- [YOUR TASK]
Report every line of the records beneath this task that holds the string "extrinsics".
---------- DATASET RECORDS
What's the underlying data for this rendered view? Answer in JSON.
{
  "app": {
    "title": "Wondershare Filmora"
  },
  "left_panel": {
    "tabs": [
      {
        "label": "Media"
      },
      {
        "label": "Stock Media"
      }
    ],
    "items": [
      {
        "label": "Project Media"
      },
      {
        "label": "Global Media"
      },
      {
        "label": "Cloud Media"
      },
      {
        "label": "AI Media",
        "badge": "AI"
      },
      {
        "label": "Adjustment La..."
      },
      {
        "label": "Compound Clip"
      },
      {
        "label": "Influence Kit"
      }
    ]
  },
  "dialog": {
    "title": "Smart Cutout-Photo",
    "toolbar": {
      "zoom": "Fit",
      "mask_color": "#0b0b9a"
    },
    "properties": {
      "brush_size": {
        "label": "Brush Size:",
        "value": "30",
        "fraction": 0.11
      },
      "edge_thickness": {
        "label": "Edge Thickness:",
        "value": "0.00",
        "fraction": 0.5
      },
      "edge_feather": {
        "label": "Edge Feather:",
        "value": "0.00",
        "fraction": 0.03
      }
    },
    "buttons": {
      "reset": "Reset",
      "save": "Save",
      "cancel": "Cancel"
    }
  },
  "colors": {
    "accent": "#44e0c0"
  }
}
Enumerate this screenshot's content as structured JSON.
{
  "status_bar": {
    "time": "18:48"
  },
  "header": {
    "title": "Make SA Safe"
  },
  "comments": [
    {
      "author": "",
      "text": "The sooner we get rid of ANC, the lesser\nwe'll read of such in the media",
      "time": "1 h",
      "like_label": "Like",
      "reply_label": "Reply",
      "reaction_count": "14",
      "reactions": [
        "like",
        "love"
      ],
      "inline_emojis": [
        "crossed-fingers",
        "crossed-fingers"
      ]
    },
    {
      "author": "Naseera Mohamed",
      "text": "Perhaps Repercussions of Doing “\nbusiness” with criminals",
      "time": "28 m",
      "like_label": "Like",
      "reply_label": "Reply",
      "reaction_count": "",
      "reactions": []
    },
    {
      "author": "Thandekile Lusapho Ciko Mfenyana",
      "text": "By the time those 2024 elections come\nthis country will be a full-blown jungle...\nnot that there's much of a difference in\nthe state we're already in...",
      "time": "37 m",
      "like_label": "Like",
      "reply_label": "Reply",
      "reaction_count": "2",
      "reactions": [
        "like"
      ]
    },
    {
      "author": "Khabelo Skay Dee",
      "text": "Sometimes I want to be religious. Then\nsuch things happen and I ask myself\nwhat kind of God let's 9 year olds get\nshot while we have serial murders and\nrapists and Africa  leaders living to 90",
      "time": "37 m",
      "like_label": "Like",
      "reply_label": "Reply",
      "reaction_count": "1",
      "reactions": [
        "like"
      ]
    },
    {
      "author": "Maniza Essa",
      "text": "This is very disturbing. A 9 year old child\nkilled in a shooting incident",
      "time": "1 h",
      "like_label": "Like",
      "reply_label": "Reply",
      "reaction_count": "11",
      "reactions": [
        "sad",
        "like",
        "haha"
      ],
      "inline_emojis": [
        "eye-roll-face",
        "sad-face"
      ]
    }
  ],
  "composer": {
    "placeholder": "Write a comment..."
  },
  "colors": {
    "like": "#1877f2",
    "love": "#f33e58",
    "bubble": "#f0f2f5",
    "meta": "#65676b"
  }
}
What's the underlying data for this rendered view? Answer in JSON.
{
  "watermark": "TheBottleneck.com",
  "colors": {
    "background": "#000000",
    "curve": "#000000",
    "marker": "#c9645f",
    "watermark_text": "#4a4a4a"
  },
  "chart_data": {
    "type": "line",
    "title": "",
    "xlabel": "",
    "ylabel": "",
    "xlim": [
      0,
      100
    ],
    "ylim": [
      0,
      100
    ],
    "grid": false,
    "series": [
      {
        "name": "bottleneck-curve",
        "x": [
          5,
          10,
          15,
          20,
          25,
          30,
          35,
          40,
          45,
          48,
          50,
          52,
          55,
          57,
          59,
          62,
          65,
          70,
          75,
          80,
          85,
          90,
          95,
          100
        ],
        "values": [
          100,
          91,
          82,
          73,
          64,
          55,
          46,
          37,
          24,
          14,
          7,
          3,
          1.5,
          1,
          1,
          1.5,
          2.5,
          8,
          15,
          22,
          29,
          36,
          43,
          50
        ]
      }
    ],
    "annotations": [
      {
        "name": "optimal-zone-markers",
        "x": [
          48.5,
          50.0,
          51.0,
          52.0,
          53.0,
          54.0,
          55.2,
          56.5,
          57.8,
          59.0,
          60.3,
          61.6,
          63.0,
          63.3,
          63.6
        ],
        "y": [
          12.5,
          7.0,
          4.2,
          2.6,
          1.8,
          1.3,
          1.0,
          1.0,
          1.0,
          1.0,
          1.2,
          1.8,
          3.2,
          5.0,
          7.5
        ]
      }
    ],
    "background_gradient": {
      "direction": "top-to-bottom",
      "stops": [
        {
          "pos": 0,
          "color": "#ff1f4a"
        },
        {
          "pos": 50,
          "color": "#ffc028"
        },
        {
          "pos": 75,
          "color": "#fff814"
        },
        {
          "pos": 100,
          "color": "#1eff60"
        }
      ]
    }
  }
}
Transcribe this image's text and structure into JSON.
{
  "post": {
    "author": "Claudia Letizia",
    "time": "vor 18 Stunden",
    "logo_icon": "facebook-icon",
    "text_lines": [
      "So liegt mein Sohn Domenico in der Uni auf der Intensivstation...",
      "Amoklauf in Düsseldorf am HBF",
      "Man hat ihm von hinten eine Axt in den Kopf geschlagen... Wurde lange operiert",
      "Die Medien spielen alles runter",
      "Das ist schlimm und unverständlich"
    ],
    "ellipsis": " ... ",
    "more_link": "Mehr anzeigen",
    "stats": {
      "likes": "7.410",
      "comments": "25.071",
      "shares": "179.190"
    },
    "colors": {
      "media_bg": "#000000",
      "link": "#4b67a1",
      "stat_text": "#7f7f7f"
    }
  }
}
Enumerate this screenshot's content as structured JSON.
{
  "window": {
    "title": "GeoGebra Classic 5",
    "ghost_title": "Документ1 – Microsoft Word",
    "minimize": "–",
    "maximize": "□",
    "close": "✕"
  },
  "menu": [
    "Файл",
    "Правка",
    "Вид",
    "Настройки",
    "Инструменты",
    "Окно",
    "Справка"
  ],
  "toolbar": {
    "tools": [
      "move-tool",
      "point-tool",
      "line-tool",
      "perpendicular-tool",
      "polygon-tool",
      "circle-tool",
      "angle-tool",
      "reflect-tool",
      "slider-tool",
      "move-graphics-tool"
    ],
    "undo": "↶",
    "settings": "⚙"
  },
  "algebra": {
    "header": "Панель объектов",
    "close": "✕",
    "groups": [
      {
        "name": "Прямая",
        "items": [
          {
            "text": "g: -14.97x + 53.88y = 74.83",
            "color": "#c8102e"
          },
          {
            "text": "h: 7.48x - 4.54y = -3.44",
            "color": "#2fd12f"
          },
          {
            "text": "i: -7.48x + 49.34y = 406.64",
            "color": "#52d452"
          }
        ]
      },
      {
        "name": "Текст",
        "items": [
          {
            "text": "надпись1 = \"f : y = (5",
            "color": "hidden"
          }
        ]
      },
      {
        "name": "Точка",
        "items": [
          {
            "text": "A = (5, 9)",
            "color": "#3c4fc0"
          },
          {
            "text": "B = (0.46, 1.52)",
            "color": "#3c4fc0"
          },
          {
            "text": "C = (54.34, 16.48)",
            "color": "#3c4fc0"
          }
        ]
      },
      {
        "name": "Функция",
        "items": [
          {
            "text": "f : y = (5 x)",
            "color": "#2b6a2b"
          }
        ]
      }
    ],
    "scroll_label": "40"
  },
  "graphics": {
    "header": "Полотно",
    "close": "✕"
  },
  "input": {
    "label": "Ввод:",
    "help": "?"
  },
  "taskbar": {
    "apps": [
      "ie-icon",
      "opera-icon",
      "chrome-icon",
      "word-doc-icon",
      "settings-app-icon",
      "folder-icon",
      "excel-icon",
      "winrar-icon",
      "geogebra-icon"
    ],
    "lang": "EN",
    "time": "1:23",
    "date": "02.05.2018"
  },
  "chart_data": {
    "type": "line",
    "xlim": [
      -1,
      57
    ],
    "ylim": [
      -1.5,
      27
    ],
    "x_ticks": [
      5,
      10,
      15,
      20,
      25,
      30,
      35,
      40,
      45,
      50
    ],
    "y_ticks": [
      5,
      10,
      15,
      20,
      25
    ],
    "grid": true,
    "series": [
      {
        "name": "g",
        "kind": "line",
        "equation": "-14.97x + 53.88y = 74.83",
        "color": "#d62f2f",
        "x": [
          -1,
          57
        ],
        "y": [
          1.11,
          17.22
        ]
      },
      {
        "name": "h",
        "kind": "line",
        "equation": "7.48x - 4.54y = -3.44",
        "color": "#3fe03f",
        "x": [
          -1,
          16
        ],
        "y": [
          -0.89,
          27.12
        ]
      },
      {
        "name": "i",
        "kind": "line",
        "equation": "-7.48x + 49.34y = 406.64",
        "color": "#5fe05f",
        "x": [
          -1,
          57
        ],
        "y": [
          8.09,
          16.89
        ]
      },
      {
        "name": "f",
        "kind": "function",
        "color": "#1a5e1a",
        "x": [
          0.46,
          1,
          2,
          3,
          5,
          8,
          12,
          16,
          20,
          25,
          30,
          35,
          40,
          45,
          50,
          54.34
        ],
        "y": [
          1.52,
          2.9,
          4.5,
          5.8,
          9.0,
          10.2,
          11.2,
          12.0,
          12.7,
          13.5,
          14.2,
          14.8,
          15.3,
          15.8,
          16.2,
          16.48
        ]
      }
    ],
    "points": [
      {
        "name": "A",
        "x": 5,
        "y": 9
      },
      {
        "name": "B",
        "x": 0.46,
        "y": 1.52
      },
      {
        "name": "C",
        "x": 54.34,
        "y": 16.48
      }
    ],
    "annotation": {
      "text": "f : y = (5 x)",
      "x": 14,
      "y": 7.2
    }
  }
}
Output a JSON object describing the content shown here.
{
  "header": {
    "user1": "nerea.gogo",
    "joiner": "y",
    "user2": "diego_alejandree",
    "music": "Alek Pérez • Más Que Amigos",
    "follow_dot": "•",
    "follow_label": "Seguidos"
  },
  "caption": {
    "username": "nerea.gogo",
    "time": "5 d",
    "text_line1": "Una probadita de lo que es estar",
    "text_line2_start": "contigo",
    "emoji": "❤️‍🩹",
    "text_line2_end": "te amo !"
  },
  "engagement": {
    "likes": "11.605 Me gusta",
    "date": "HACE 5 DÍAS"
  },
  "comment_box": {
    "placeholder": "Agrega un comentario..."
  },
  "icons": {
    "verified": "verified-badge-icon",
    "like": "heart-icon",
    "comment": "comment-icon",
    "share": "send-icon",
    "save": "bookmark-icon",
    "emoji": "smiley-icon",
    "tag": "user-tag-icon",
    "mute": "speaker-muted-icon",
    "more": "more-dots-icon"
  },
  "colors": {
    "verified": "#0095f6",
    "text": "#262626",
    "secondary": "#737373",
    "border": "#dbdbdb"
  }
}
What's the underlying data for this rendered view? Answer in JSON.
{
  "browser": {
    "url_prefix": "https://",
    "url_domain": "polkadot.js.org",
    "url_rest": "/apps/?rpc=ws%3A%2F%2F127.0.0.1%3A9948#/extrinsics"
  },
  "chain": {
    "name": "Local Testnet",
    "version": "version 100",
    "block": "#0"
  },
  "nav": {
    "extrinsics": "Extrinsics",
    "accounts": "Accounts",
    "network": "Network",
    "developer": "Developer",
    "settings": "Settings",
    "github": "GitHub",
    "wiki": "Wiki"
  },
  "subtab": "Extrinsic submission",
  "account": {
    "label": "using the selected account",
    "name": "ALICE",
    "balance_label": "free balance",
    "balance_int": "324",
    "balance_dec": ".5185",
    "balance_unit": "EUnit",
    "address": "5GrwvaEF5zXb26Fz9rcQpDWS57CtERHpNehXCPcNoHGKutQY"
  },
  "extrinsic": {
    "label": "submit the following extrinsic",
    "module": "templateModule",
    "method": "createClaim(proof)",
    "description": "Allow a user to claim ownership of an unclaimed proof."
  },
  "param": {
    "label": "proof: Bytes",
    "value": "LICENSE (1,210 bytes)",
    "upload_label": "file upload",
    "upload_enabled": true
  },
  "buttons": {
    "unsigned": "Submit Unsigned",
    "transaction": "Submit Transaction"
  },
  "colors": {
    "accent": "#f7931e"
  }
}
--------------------
- [RESPONSE TO THE TASK]
    "url_rest": "/apps/?rpc=ws%3A%2F%2F127.0.0.1%3A9948#/extrinsics"
    "extrinsics": "Extrinsics",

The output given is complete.